In the Santa Clara Valley, rain flows into creeks, rivers, and storm drains that flow to San Francisco Bay. Some of the water infiltrates the soil or is diverted to reservoirs and percolation ponds to replenish underground aquifers. You live in a watershed that flows to a local creek, and all of the runoff from your home, yard and neighborhood flows to that creek.
When a drop of water falls inside a watershed, it flows toward that main body of water. It can do this in one of two ways: by soaking into the ground, or by running off the landscape directly into the waterbody. If it soaks into the ground, it becomes part of the groundwater supply, which eventually connects with the surface water. When it goes into the ground, the soils filter out harmful pollutants — things like fertilizer, oil, chemicals, bacteria, trash, etc. — so the water stays clean. But if the raindrop can’t soak into the ground, it will run toward the lowest point in the landscape, picking up whatever pollutants it finds along the way. This is called runoff, and it’s a major source of water pollution.
Watersheds are more than just drainage areas in and around our communities. They are necessary to support habitat for plants and animals, and they provide drinking water for people and wildlife. They also provide the opportunity for recreation and enjoyment of nature. Pollution in our watersheds degrades the environment, harms wildlife habitat, impacts the economy and jobs, causes higher taxes and fees, and ultimately can affect the health of humans.
Healthy watersheds provide critical services, such as clean drinking water, productive fisheries, and outdoor recreation, that support our economies, environment and quality of life. Protection of natural resources in our watershed is essential to maintain the health and welfare of all living things, both now and in the future.
Urban runoff from businesses can be a major source of water pollution.

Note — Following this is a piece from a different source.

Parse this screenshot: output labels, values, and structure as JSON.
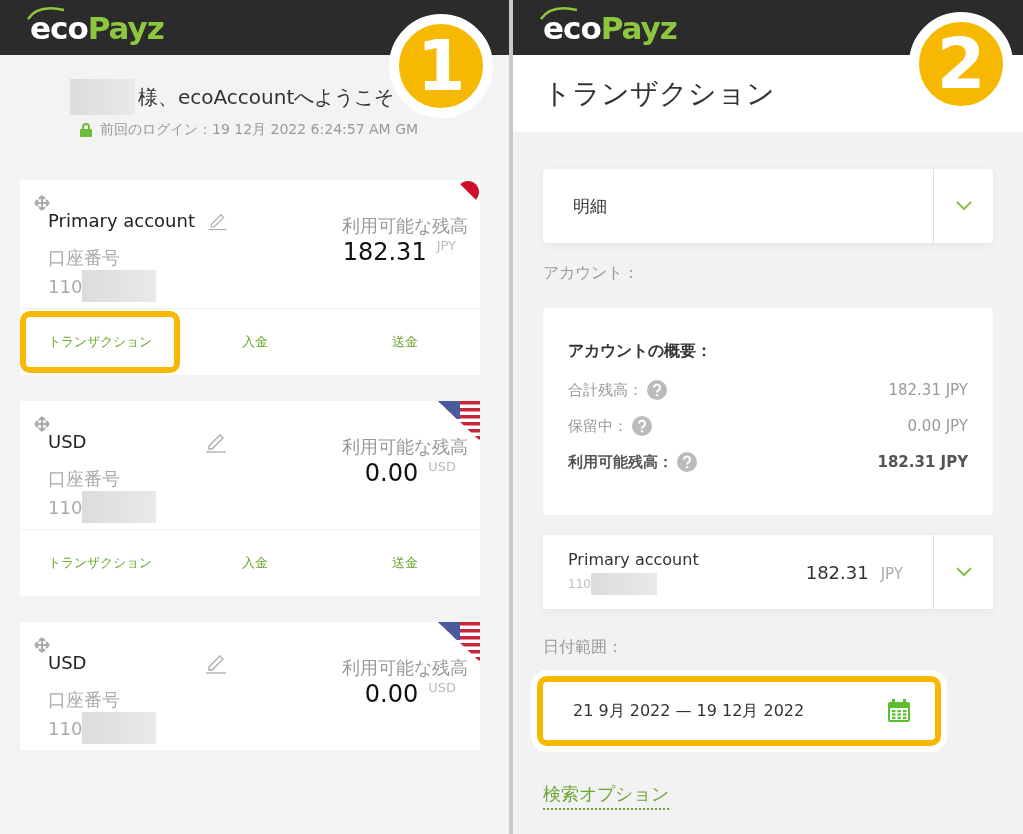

Common pollutants from businesses include:
Dumping substances into a storm drain, or allowing substances to flow across pavement that eventually leads to a storm drain, are violations and can result in a fine.
To comply with State and Federal Water Quality Regulations, the cities of Campbell, Saratoga and the Town of Los Gatos requires certain industrial and commercial businesses to apply minimum Best Management practices (BMPs). The Authority maintains an inventory of commercial and industrial business in the West Valley, and performs routine inspections to make sure that appropriate BMPs are applied.
Sustainable business practices save money, time, and protects water quality and the environment. By applying appropriate BMPs, your business can also improve employee health and safety, communicate a positive professional image, and create good relationships with your customers and neighbors.
An illegal storm drain discharge (“spill”) occurs when anything other than rainwater enters the storm drain. Common examples of spills or illegal discharges to storm drains include:
Illegal discharges can occur in public or private storm drain inlets. Yes, you should report a spill observed in either public or private storm drains. Public storm drain inlets are mainly located in public streets at the curb and gutters, in public parking lots, and public alleyways. Private storm drain inlets are located on private property, usually in large parking lots or driveways.
To report a spill for Campbell, Los Gatos, Monte Sereno, or Saratoga use this online form or call 408-354-5385. For emergencies after hours or hazardous waste spills call 911.
Yes, we will investigate the report within 48 business hours and If you request a follow-up response we will contact you on the outcome of report.